Chapter 4. The Global Industrial Consolidation and the Challenge for China: The Case of the Steel Industry, by Peter Nolan and Huaichuan Rui\r 83
4.1 Introduction\r 83
4.2 Forces of Consolidation\r 87
4.3 Consolidation and its Consequences\r 90
4.4 The Challenge for Chinese Steel Firms\r 95
4.5 Conclusion\r 104
References\r 105
Chapter 5. China in the Asian Financial Crisis: 'Cutting the Trees to Save the Forest', by Peter Nolan and Wang Xiaoqiang\r 107
Introduction \r 107
5.1 A Complex and Critical Challenge\r 109
5.2 The Response: the 'Three Steps' to Resolve the Financial Crisis\r 123
5.3 The Problem Remaining\r 141
5.4 Conclusion\r 152
Notes\r 154
Chapter 6. China at the Crossroads, by Peter Nolan 157
Introduction\r 158
6.1 The Challenges to China's Economic and Political Stability\r 158
6.2 China at the Crossroad: Which Direction?\r 168
6.3 Conclusion\r 183
Notes\r 185
References\r 186
Chapter 7. Capitalism and Freedom: The Contradictory Character of Globalisation, by Peter Nolan\r 189
Introduction: Humanity at the Crossroads\r 189
7.1 Capitalist Globalisation in Historical Perspective\r 190
7.2 Capitalist Rationality in the Epoch of the Global Business Revolution\r 192
7.3 Capitalist Irrationality in the Epoch of the Global Business Revolution\r 207
7.4 Groping for a Way Forward\r 234
Notes\r 235
References\r 240
Chapter 8. Capitalism, Conflict and Cooperation: US-China Relations Under Capitalist Globalisation, by Peter Nolan and Jin Zhang\r 243
Introduction\r 243
8.1 China\r 244
8.2 The United States\r 252

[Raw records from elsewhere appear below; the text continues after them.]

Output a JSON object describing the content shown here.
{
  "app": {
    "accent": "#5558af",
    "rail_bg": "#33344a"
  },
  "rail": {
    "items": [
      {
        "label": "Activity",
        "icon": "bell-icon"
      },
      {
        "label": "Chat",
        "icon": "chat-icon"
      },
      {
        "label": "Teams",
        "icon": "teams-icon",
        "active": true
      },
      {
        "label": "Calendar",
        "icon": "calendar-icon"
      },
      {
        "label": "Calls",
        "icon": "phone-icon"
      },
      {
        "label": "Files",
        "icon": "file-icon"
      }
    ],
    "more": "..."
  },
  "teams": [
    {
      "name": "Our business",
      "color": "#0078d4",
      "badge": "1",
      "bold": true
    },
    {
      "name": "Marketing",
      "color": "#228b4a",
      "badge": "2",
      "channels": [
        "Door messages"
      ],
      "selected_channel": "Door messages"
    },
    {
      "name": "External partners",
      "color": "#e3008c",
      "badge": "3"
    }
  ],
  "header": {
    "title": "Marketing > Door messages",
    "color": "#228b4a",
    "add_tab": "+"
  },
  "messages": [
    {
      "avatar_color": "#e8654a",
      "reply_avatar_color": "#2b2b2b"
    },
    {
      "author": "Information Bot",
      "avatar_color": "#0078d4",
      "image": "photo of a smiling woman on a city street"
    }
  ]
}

8.3 Resolving the Contradictions: Conflict or Cooperation?\r 257
Conclusion\r 270
Notes\r 272
References\r 275
End Matter\r 277
Index\r 277